  • A fleet of ships sail out at sea as China and Russia's naval joint drill concludes in China

    Testimony

    Chinese Political and Military Thinking Regarding Taiwan and East and South China Seas

    Official Chinese documents and scholarly writings provide insight into how Chinese leaders consider potential conflict with Taiwan and in the East and South China Seas—and how they might regard escalation in any conflict involving U.S. forces.

    Apr 13, 2017

  • U.S. President Donald Trump and China's President Xi Jinping at the Mar-a-Lago estate after a bilateral meeting in Palm Beach, Florida, April 7, 2017

    Commentary

    Rocky Road Ahead Likely for U.S.-China Relations

    The first summit with President Trump and China's President Xi Jinping downplayed contentious issues like Taiwan and the South China Sea. But the differences run deep, and frustration is palpable on both sides. Moreover, the competition for international leadership continues.

    Apr 11, 2017

  • An American flag behind a chess board

    Commentary

    A Three-Menu Path for Trump Foreign Policy

    The Trump administration would benefit from a comprehensive strategic orientation — a basic set of operating principles backed by a set of actions and realistic budget — to guide the innumerable tactical decisions of U.S. foreign policy.

    Apr 10, 2017

  • The first C919 passenger jet made by the Commercial Aircraft Corp of China (Comac) during a news conference at the company's factory in Shanghai, November 2, 2015

    Report

    Chinese Investment in U.S. Aviation Is Not a Threat to Competitiveness

    Since 2005, Chinese companies have acquired, merged, or established joint ventures with more than a dozen U.S. aviation companies. The investment has been limited to smaller manufacturers of technologies not relevant to commercial or military aircraft, likely due to effective U.S. export and foreign investment regulations.

    Apr 10, 2017

  • Gibraltar profile with Euro flag

    Commentary

    This Latest Gibraltar Dispute Is a Sign of Things to Come
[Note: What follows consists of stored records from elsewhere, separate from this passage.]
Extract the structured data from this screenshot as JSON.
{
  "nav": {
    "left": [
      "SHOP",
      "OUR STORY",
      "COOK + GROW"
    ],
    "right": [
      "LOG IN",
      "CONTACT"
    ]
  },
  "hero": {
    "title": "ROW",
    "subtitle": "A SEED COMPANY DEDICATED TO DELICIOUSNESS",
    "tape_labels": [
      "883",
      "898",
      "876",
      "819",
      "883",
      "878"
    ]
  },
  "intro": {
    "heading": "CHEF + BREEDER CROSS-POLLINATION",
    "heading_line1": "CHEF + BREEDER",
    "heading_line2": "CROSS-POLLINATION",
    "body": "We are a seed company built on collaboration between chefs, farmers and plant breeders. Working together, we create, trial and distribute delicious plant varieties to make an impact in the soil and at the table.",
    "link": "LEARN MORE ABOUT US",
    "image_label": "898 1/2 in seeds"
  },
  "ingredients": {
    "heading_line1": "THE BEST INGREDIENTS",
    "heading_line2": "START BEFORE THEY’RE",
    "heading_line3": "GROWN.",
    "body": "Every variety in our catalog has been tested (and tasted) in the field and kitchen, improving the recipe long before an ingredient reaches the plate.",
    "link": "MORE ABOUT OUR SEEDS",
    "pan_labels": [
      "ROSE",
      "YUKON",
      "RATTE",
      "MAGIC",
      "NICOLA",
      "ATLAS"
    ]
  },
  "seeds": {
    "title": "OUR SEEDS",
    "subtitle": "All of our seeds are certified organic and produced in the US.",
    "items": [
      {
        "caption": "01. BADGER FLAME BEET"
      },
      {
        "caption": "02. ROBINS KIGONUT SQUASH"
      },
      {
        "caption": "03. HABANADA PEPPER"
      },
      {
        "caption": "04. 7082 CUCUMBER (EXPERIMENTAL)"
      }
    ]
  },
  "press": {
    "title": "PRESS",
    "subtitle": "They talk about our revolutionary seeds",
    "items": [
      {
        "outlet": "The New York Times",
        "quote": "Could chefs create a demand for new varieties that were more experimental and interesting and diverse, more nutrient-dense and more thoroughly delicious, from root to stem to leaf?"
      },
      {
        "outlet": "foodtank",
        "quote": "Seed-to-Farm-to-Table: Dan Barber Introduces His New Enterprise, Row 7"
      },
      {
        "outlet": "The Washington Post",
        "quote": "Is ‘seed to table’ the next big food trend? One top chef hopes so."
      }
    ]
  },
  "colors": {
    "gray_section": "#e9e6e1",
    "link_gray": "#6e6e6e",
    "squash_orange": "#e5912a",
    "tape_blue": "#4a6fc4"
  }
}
    In many ways, Gibraltar is the first Brexit issue where both the UK and EU find themselves stuck between a rock and a hard place. How this diplomatic problem is resolved now could help set the tone for Brexit negotiations during the next two years.

    Apr 5, 2017

  • British Prime Minister Theresa May signs the official letter invoking Article 50 and the UK's intention to leave the EU, March 28, 2017, London

    Commentary

    Brexit and the Politics of Raising Barriers

    A lot is known about bringing new members into alliances and trade relationships. Not much is known about dismantling these bonds peaceably. Since Brexit will be more about adding barriers than taking them down, it will be a leap into the dark.

    Mar 29, 2017